The amendment also admits advance payments to a larger extent, which is of particular importance to small and medium-sized enterprises as such payments make it easier for them to obtain funds necessary to implement the public contract.

Moreover, the act allows dividing the public contracts into smaller parts more flexibly.

With the new law enterprises will be better informed about the planned public procurement procedures as the contracting authorities are obliged to publish annual public procurement schedules on their websites.

  • Less red tape

Under the new act, only the contractor whose bid is the most favourable will be obliged to submit documents confirming eligibility and fulfilment of requirements to take part in the tender. Furthermore, the contracting entity will not be allowed to request documents confirming the contractor's eligibility and fulfilment of requirements to take part in the tender or the selection criteria if the contracting entity already has the documents concerning that contractor or may obtain them from free and public databases.

  • Legal remedies for public contracts below EU thresholds

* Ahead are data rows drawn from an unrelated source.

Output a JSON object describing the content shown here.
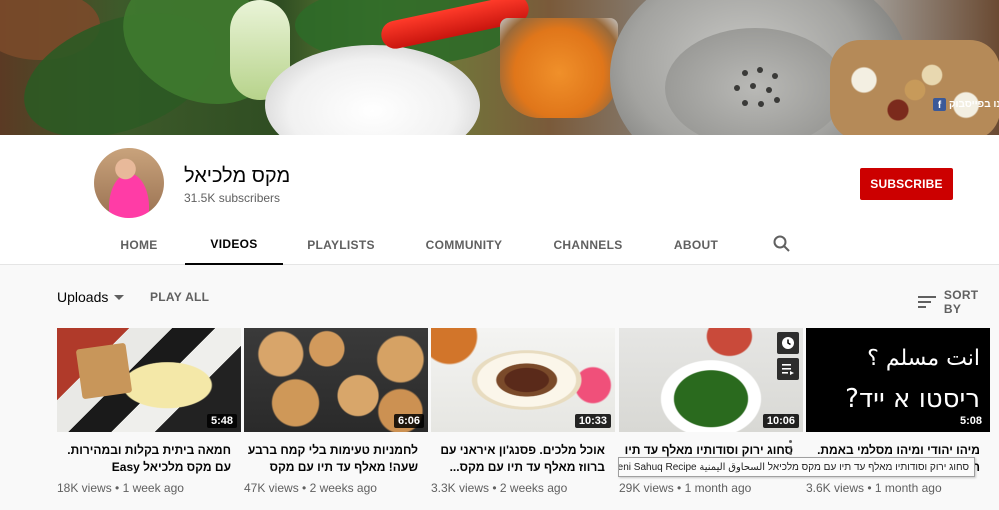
{
  "banner": {
    "facebook_link": "לנו בפייסבוק",
    "facebook_icon": "facebook-icon"
  },
  "channel": {
    "name": "מקס מלכיאל",
    "subscribers": "31.5K subscribers",
    "subscribe_label": "SUBSCRIBE",
    "subscribe_color": "#cc0000"
  },
  "tabs": [
    {
      "label": "HOME",
      "active": false
    },
    {
      "label": "VIDEOS",
      "active": true
    },
    {
      "label": "PLAYLISTS",
      "active": false
    },
    {
      "label": "COMMUNITY",
      "active": false
    },
    {
      "label": "CHANNELS",
      "active": false
    },
    {
      "label": "ABOUT",
      "active": false
    }
  ],
  "toolbar": {
    "uploads_label": "Uploads",
    "play_all_label": "PLAY ALL",
    "sort_label": "SORT BY"
  },
  "videos": [
    {
      "title": "חמאה ביתית בקלות ובמהירות. עם מקס מלכיאל Easy Homemade...",
      "views": "18K views",
      "age": "1 week ago",
      "duration": "5:48"
    },
    {
      "title": "לחמניות טעימות בלי קמח ברבע שעה! מאלף עד תיו עם מקס",
      "views": "47K views",
      "age": "2 weeks ago",
      "duration": "6:06"
    },
    {
      "title": "אוכל מלכים. פסנג'ון איראני עם ברווז מאלף עד תיו עם מקס...",
      "views": "3.3K views",
      "age": "2 weeks ago",
      "duration": "10:33"
    },
    {
      "title": "סחוג ירוק וסודותיו מאלף עד תיו עם מקס מלכיאל",
      "views": "29K views",
      "age": "1 month ago",
      "duration": "10:06"
    },
    {
      "title": "מיהו יהודי ומיהו מסלמי באמת. היסטוריה...",
      "views": "3.6K views",
      "age": "1 month ago",
      "duration": "5:08",
      "thumb_text_1": "انت مسلم ؟",
      "thumb_text_2": "ריסטו א ייד?"
    }
  ],
  "tooltip": "Yemeni Sahuq Recipe סחוג ירוק וסודותיו מאלף עד תיו עם מקס מלכיאל السحاوق اليمنية"
}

According to the amended legislation, if the contract value is lower than EU thresholds, it will be possible to appeal to the National Chamber of Appeal (Krajowa Izba Odwoławcza) against the eligibility criteria for a public procurement procedure and the selection of the most favourable bid. This was impossible before. Moreover, the Head of the Public Procurement Office will issue official rulings on the regulations, which will increase the transparency and consistency of the application of the Public Procurement Act.The amended act overhauls the old public procurement system. It is one of the biggest amendments to the Polish public procurement law ever.

If you are interested in more details about this issue, please contact our legal team. Our attorneys-in-law offer legal advice in Poland in Rödl & Partner offices in: Gdansk, Gliwice, Cracow, Poznan, Warsaw, Wroclaw.

16.09.2016